[Data entries]
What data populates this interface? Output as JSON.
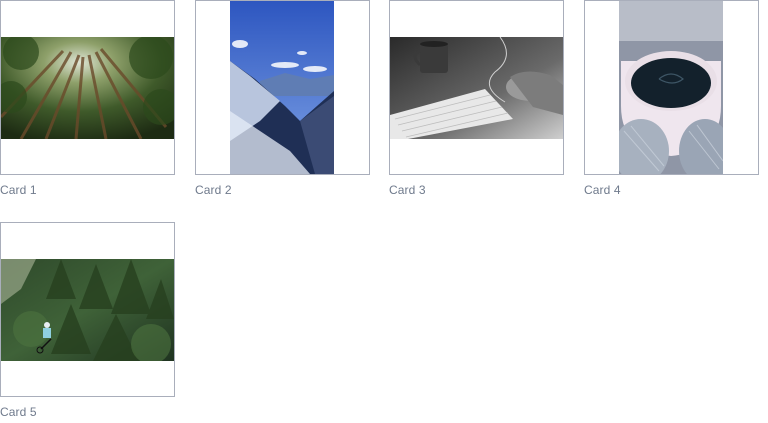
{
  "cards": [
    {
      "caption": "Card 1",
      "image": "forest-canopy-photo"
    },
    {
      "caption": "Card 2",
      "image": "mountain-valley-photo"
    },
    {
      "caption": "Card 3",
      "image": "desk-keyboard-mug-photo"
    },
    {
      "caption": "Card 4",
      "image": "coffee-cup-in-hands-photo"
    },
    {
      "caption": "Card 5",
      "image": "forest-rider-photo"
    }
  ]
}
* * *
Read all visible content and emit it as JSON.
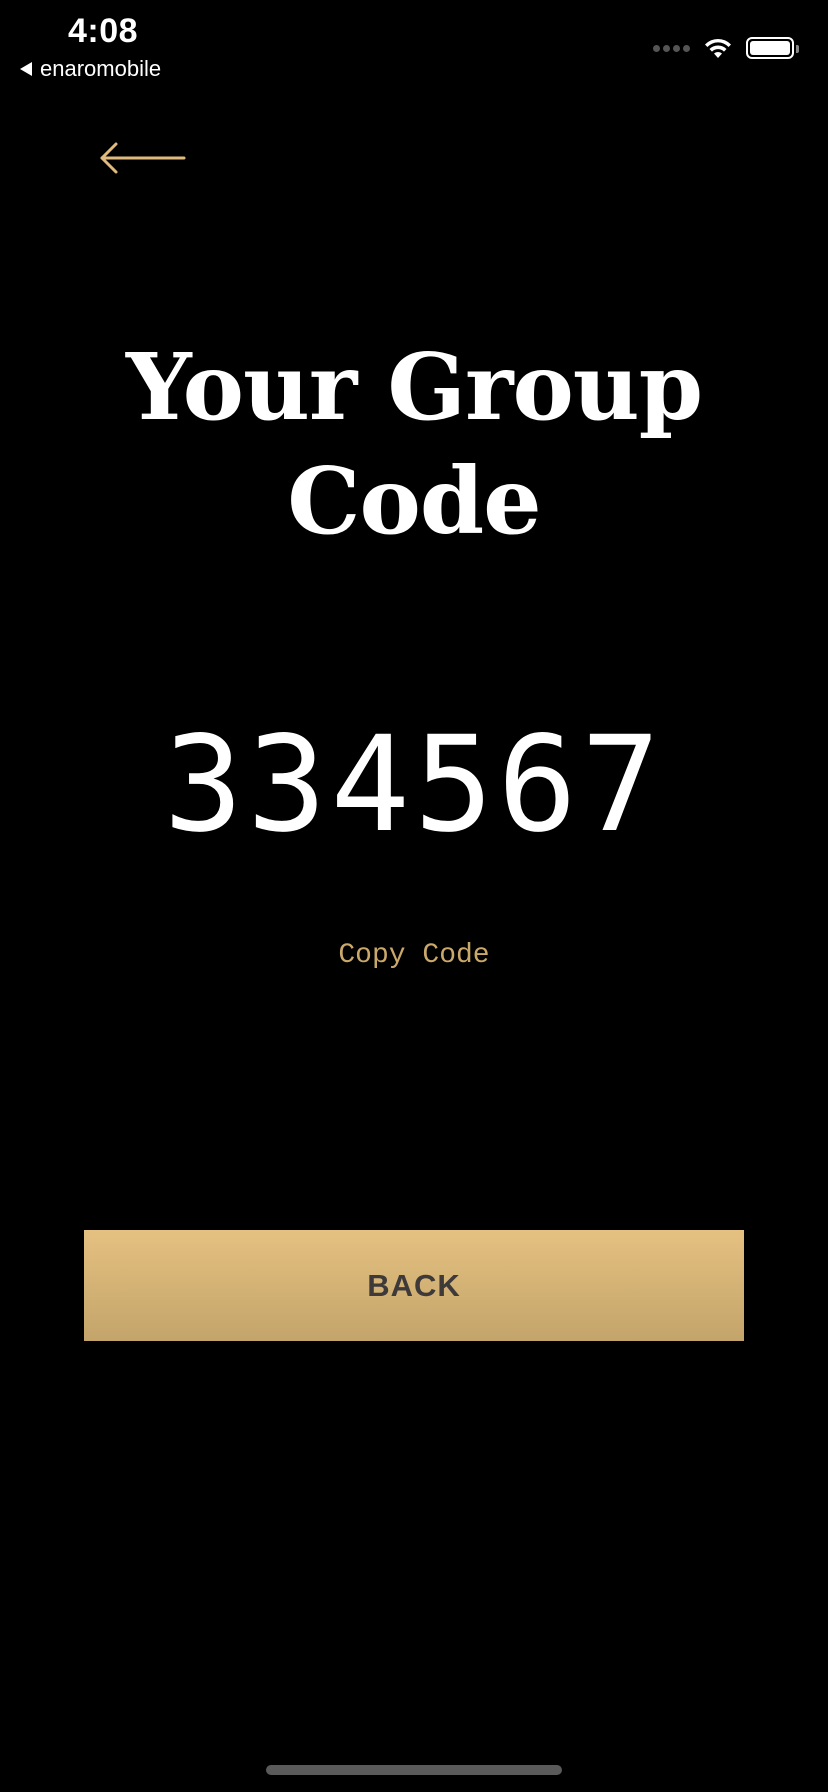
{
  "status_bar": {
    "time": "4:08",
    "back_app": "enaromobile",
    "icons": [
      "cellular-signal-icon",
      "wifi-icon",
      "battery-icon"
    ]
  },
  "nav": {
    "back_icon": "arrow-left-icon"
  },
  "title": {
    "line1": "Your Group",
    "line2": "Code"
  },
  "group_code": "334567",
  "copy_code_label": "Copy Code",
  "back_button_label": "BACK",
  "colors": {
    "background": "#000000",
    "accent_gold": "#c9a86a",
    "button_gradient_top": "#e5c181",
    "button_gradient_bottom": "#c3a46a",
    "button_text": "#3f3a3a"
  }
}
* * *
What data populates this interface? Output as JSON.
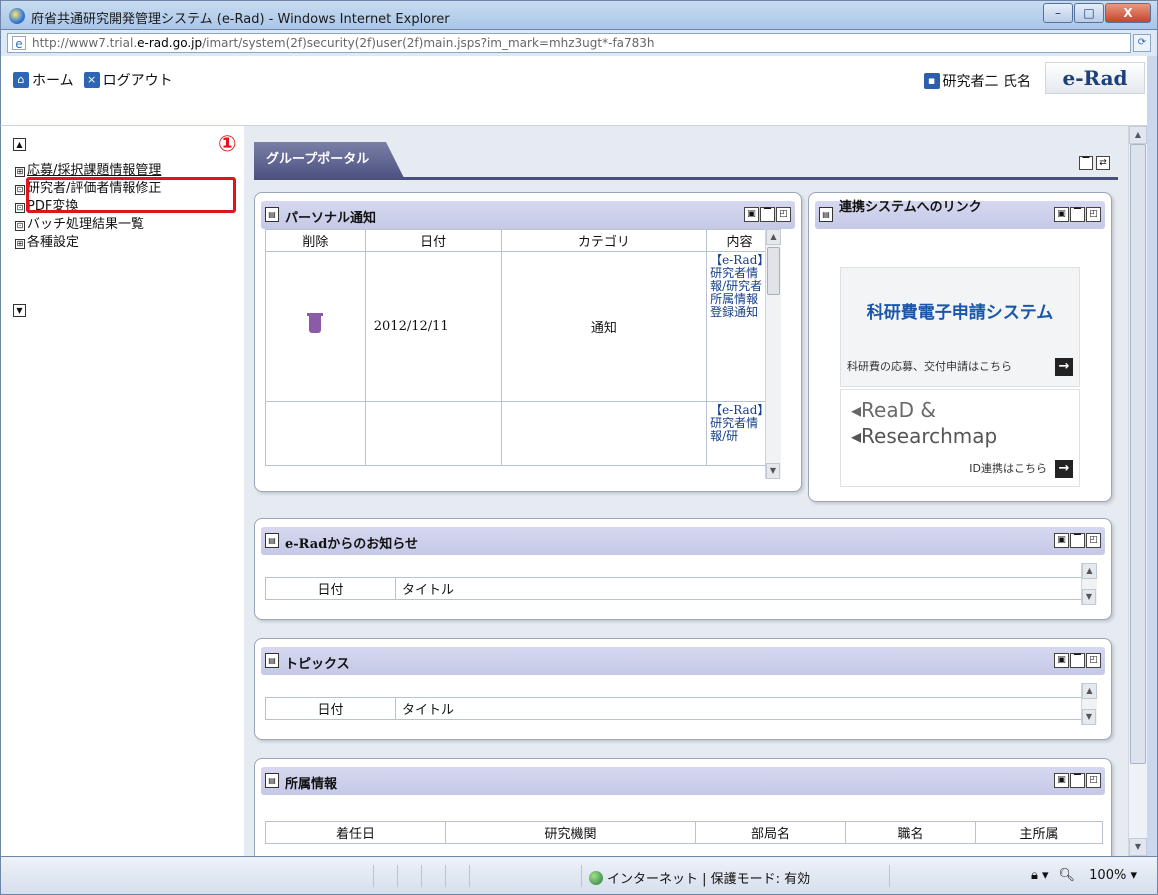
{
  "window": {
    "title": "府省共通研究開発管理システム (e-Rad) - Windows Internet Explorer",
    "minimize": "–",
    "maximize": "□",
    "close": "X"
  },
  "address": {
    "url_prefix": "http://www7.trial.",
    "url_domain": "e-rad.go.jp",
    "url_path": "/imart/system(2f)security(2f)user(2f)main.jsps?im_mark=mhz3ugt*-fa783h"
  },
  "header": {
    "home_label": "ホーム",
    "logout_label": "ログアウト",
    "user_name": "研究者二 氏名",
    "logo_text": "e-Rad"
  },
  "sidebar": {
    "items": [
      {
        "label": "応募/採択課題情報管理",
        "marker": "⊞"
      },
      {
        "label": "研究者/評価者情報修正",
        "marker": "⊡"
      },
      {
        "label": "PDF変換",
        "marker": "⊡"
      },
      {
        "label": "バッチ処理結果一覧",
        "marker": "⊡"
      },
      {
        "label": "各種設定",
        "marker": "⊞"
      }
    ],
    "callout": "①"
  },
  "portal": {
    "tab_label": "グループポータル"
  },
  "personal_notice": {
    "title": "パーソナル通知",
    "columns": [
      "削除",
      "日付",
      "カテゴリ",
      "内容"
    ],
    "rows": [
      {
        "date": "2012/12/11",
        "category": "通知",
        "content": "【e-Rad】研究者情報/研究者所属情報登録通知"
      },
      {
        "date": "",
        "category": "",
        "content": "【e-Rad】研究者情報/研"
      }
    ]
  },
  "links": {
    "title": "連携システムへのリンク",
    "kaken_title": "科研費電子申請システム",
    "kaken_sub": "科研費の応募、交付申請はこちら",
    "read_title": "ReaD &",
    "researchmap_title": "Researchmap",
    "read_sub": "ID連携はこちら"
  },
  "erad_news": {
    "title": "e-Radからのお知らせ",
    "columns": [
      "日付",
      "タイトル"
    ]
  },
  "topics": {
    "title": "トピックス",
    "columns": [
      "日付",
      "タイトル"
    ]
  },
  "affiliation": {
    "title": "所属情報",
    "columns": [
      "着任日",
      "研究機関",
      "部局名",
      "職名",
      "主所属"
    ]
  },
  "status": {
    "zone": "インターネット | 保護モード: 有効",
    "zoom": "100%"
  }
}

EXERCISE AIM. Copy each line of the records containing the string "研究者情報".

RESULT FOR THIS TASK.
        "content": "【e-Rad】研究者情報/研究者所属情報登録通知"
        "content": "【e-Rad】研究者情報/研"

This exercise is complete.